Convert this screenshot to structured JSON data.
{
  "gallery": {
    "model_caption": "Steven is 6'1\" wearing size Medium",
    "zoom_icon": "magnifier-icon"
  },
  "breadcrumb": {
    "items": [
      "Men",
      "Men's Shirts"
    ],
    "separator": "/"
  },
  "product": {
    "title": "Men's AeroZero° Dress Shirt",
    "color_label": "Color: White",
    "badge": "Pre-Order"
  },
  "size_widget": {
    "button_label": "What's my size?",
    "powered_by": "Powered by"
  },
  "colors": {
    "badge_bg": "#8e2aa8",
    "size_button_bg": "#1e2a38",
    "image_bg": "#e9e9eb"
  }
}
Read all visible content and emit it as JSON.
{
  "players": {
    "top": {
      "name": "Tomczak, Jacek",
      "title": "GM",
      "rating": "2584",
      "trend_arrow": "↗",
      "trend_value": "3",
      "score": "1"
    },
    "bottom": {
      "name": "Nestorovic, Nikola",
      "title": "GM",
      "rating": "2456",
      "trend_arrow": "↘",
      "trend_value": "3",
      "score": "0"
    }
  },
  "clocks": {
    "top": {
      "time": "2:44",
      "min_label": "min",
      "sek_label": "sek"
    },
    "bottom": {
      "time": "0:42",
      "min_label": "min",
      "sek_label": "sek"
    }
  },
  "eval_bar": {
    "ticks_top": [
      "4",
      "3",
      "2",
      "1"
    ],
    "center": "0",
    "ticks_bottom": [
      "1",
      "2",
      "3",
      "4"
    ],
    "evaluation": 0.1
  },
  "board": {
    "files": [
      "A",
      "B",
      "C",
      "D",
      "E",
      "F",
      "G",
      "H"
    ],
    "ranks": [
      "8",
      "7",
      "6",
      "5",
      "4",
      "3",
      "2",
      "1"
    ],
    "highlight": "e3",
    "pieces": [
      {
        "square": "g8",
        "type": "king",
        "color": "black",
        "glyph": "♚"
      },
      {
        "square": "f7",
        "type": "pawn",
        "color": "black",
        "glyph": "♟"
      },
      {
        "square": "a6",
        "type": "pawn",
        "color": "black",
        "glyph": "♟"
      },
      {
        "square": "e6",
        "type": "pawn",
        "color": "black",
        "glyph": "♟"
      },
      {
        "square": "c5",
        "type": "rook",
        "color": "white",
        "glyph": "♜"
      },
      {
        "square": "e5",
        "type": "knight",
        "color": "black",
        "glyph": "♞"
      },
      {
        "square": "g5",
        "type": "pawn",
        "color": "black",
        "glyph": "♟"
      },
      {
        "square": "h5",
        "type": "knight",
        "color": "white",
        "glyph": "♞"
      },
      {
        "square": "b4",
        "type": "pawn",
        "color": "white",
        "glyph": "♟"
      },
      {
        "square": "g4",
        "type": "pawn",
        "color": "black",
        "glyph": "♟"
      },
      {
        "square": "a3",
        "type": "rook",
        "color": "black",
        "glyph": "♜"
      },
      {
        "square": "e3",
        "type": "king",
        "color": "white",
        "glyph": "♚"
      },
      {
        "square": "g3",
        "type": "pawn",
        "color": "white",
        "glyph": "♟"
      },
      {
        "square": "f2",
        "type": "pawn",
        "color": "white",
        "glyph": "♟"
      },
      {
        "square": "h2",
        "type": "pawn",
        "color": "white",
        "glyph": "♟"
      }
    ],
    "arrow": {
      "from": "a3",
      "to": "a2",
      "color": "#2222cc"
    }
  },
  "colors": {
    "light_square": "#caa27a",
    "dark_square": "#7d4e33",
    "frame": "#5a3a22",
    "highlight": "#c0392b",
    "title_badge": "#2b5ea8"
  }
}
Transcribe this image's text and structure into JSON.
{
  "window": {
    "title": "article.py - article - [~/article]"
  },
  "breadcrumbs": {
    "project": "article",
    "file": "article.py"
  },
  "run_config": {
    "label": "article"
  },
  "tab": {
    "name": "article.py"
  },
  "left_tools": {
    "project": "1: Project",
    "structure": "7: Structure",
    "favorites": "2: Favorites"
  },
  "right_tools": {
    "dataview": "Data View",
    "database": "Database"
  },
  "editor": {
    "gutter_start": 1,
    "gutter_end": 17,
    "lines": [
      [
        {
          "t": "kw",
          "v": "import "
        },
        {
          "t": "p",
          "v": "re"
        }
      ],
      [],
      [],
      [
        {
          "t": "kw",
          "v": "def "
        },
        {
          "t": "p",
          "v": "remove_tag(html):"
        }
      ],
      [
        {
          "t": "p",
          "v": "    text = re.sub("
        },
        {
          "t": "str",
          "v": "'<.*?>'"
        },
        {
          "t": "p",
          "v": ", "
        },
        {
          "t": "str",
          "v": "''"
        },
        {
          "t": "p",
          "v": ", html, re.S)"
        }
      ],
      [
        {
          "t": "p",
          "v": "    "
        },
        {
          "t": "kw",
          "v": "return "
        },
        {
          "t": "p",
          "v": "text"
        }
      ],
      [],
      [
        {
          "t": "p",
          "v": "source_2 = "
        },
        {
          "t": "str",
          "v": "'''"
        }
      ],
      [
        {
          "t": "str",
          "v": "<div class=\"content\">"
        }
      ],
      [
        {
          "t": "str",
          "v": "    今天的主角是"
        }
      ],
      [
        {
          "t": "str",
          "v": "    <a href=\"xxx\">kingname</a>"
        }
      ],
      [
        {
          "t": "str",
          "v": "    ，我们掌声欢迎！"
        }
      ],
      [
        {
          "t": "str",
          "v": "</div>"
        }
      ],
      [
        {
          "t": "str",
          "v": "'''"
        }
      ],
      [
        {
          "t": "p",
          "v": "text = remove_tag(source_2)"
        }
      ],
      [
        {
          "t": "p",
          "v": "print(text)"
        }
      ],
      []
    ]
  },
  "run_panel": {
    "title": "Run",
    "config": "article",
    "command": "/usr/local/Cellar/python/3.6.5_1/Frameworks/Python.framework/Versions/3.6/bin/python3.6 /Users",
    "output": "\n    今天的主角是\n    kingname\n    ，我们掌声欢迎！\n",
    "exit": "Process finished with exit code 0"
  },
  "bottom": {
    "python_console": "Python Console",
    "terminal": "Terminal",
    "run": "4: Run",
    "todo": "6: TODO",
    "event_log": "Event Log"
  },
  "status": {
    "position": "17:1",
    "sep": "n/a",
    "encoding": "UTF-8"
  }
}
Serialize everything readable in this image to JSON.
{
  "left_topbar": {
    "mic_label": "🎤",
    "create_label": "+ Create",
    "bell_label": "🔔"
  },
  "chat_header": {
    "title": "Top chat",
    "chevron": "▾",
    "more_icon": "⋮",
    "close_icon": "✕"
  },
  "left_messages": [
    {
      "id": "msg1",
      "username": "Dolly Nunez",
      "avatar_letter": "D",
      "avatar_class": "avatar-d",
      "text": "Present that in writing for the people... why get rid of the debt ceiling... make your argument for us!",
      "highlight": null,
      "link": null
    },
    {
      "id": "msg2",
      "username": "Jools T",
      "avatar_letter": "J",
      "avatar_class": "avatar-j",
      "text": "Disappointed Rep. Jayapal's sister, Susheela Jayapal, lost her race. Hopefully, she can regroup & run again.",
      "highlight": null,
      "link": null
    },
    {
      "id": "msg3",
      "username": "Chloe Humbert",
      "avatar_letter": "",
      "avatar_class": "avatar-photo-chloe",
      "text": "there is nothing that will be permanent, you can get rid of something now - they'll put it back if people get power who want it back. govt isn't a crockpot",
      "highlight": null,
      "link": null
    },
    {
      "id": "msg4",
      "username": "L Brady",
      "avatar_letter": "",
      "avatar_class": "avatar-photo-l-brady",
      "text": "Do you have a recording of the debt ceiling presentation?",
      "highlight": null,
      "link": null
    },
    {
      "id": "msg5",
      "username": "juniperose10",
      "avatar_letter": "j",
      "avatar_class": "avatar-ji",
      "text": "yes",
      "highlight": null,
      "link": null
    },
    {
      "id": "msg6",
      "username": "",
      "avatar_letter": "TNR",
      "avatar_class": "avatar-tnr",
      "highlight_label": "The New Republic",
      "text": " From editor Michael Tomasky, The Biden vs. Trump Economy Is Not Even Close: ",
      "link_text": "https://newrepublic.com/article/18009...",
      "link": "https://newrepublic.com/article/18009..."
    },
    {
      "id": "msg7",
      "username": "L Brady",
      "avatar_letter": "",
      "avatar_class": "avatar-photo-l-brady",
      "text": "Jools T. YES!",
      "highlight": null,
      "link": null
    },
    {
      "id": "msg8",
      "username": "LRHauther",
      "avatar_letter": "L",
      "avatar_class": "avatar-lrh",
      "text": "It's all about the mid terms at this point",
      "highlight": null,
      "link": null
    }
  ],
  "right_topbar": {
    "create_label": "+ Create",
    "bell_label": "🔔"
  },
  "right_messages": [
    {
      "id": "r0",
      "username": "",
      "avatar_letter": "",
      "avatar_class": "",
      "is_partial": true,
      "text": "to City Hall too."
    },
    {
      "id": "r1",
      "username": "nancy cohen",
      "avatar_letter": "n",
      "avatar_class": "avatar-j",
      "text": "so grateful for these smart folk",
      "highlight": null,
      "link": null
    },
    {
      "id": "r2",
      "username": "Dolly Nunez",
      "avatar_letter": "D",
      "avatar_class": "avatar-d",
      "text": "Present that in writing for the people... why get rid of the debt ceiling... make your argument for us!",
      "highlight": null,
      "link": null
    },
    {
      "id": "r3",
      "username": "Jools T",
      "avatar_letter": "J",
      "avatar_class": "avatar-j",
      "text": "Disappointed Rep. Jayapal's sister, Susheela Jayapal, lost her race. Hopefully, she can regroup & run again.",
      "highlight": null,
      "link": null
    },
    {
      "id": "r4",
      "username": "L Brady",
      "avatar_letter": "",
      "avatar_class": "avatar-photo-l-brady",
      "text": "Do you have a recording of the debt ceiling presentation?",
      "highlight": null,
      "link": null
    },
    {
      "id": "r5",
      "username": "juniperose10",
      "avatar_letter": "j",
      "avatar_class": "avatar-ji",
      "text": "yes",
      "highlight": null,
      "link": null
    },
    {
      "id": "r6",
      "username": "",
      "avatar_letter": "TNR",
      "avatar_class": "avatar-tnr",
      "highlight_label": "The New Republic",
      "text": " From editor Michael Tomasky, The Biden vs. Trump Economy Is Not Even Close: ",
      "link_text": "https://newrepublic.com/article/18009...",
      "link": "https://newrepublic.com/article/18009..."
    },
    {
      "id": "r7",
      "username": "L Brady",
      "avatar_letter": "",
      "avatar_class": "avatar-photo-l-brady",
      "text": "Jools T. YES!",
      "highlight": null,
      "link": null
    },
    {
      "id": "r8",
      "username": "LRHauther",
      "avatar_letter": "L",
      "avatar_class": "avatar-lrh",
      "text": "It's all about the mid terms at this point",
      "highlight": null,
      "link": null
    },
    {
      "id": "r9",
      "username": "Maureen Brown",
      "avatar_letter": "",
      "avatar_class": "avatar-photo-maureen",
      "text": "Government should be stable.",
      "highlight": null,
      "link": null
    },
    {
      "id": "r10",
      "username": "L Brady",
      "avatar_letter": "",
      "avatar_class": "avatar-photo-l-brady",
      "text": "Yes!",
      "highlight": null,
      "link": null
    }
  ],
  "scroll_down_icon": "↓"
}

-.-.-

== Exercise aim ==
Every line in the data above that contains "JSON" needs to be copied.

== Solution to this exercise ==
Convert this screenshot to structured JSON data.
Read all visible content and emit it as JSON.
Transcribe this image's text and structure into JSON.
Serialize everything readable in this image to JSON.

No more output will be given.